***** Information supplied

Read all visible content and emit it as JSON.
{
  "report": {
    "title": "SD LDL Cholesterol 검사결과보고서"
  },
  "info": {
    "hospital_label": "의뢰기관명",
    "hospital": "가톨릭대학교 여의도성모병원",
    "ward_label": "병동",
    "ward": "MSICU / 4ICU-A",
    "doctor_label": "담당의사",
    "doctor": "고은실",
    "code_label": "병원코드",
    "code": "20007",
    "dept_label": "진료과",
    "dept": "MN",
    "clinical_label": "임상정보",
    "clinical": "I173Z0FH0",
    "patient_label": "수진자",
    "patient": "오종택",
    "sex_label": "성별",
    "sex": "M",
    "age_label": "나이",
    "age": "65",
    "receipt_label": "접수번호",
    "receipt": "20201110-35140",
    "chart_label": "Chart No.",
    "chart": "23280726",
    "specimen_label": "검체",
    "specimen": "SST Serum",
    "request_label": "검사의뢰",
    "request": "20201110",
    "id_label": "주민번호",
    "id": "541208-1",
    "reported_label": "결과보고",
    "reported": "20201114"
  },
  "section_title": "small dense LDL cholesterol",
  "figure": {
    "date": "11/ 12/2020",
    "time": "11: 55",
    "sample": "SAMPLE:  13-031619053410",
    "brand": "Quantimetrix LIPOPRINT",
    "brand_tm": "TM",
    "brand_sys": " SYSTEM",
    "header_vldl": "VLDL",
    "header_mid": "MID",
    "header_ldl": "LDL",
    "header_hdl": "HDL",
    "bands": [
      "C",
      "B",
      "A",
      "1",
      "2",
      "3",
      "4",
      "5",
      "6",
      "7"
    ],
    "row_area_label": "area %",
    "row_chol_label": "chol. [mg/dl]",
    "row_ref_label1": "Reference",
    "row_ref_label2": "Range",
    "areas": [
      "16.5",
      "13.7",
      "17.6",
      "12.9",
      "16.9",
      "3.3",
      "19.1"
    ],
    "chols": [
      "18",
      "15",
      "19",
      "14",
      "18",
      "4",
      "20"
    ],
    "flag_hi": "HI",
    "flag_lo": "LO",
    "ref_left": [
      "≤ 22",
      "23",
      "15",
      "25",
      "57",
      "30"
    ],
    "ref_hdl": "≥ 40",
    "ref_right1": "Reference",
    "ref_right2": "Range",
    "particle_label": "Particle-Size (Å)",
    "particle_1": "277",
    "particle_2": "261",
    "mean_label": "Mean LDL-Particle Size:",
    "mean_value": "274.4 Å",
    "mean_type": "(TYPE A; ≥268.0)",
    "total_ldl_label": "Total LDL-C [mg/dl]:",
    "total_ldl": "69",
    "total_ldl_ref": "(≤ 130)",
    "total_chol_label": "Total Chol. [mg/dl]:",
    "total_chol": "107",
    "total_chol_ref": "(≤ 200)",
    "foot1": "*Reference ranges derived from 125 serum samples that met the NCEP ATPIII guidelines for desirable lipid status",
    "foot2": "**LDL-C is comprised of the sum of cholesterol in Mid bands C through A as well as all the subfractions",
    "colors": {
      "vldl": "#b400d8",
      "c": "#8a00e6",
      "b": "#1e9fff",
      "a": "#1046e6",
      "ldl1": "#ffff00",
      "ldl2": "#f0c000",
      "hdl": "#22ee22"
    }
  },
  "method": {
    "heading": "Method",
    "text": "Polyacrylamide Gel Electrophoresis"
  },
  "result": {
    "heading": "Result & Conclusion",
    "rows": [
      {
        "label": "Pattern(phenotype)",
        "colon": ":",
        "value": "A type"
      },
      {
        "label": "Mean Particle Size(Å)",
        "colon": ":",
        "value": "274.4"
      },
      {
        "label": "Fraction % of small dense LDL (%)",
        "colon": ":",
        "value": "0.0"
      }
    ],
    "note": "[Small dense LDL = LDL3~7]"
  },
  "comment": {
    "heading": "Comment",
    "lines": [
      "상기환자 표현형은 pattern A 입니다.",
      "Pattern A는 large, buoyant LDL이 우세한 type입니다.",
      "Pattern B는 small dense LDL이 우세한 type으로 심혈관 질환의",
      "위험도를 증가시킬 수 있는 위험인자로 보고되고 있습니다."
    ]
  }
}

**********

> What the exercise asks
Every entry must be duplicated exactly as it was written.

> Solution to this task
Read all visible content and emit it as JSON.
{
  "report": {
    "title": "SD LDL Cholesterol 검사결과보고서"
  },
  "info": {
    "hospital_label": "의뢰기관명",
    "hospital": "가톨릭대학교 여의도성모병원",
    "ward_label": "병동",
    "ward": "MSICU / 4ICU-A",
    "doctor_label": "담당의사",
    "doctor": "고은실",
    "code_label": "병원코드",
    "code": "20007",
    "dept_label": "진료과",
    "dept": "MN",
    "clinical_label": "임상정보",
    "clinical": "I173Z0FH0",
    "patient_label": "수진자",
    "patient": "오종택",
    "sex_label": "성별",
    "sex": "M",
    "age_label": "나이",
    "age": "65",
    "receipt_label": "접수번호",
    "receipt": "20201110-35140",
    "chart_label": "Chart No.",
    "chart": "23280726",
    "specimen_label": "검체",
    "specimen": "SST Serum",
    "request_label": "검사의뢰",
    "request": "20201110",
    "id_label": "주민번호",
    "id": "541208-1",
    "reported_label": "결과보고",
    "reported": "20201114"
  },
  "section_title": "small dense LDL cholesterol",
  "figure": {
    "date": "11/ 12/2020",
    "time": "11: 55",
    "sample": "SAMPLE:  13-031619053410",
    "brand": "Quantimetrix LIPOPRINT",
    "brand_tm": "TM",
    "brand_sys": " SYSTEM",
    "header_vldl": "VLDL",
    "header_mid": "MID",
    "header_ldl": "LDL",
    "header_hdl": "HDL",
    "bands": [
      "C",
      "B",
      "A",
      "1",
      "2",
      "3",
      "4",
      "5",
      "6",
      "7"
    ],
    "row_area_label": "area %",
    "row_chol_label": "chol. [mg/dl]",
    "row_ref_label1": "Reference",
    "row_ref_label2": "Range",
    "areas": [
      "16.5",
      "13.7",
      "17.6",
      "12.9",
      "16.9",
      "3.3",
      "19.1"
    ],
    "chols": [
      "18",
      "15",
      "19",
      "14",
      "18",
      "4",
      "20"
    ],
    "flag_hi": "HI",
    "flag_lo": "LO",
    "ref_left": [
      "≤ 22",
      "23",
      "15",
      "25",
      "57",
      "30"
    ],
    "ref_hdl": "≥ 40",
    "ref_right1": "Reference",
    "ref_right2": "Range",
    "particle_label": "Particle-Size (Å)",
    "particle_1": "277",
    "particle_2": "261",
    "mean_label": "Mean LDL-Particle Size:",
    "mean_value": "274.4 Å",
    "mean_type": "(TYPE A; ≥268.0)",
    "total_ldl_label": "Total LDL-C [mg/dl]:",
    "total_ldl": "69",
    "total_ldl_ref": "(≤ 130)",
    "total_chol_label": "Total Chol. [mg/dl]:",
    "total_chol": "107",
    "total_chol_ref": "(≤ 200)",
    "foot1": "*Reference ranges derived from 125 serum samples that met the NCEP ATPIII guidelines for desirable lipid status",
    "foot2": "**LDL-C is comprised of the sum of cholesterol in Mid bands C through A as well as all the subfractions",
    "colors": {
      "vldl": "#b400d8",
      "c": "#8a00e6",
      "b": "#1e9fff",
      "a": "#1046e6",
      "ldl1": "#ffff00",
      "ldl2": "#f0c000",
      "hdl": "#22ee22"
    }
  },
  "method": {
    "heading": "Method",
    "text": "Polyacrylamide Gel Electrophoresis"
  },
  "result": {
    "heading": "Result & Conclusion",
    "rows": [
      {
        "label": "Pattern(phenotype)",
        "colon": ":",
        "value": "A type"
      },
      {
        "label": "Mean Particle Size(Å)",
        "colon": ":",
        "value": "274.4"
      },
      {
        "label": "Fraction % of small dense LDL (%)",
        "colon": ":",
        "value": "0.0"
      }
    ],
    "note": "[Small dense LDL = LDL3~7]"
  },
  "comment": {
    "heading": "Comment",
    "lines": [
      "상기환자 표현형은 pattern A 입니다.",
      "Pattern A는 large, buoyant LDL이 우세한 type입니다.",
      "Pattern B는 small dense LDL이 우세한 type으로 심혈관 질환의",
      "위험도를 증가시킬 수 있는 위험인자로 보고되고 있습니다."
    ]
  }
}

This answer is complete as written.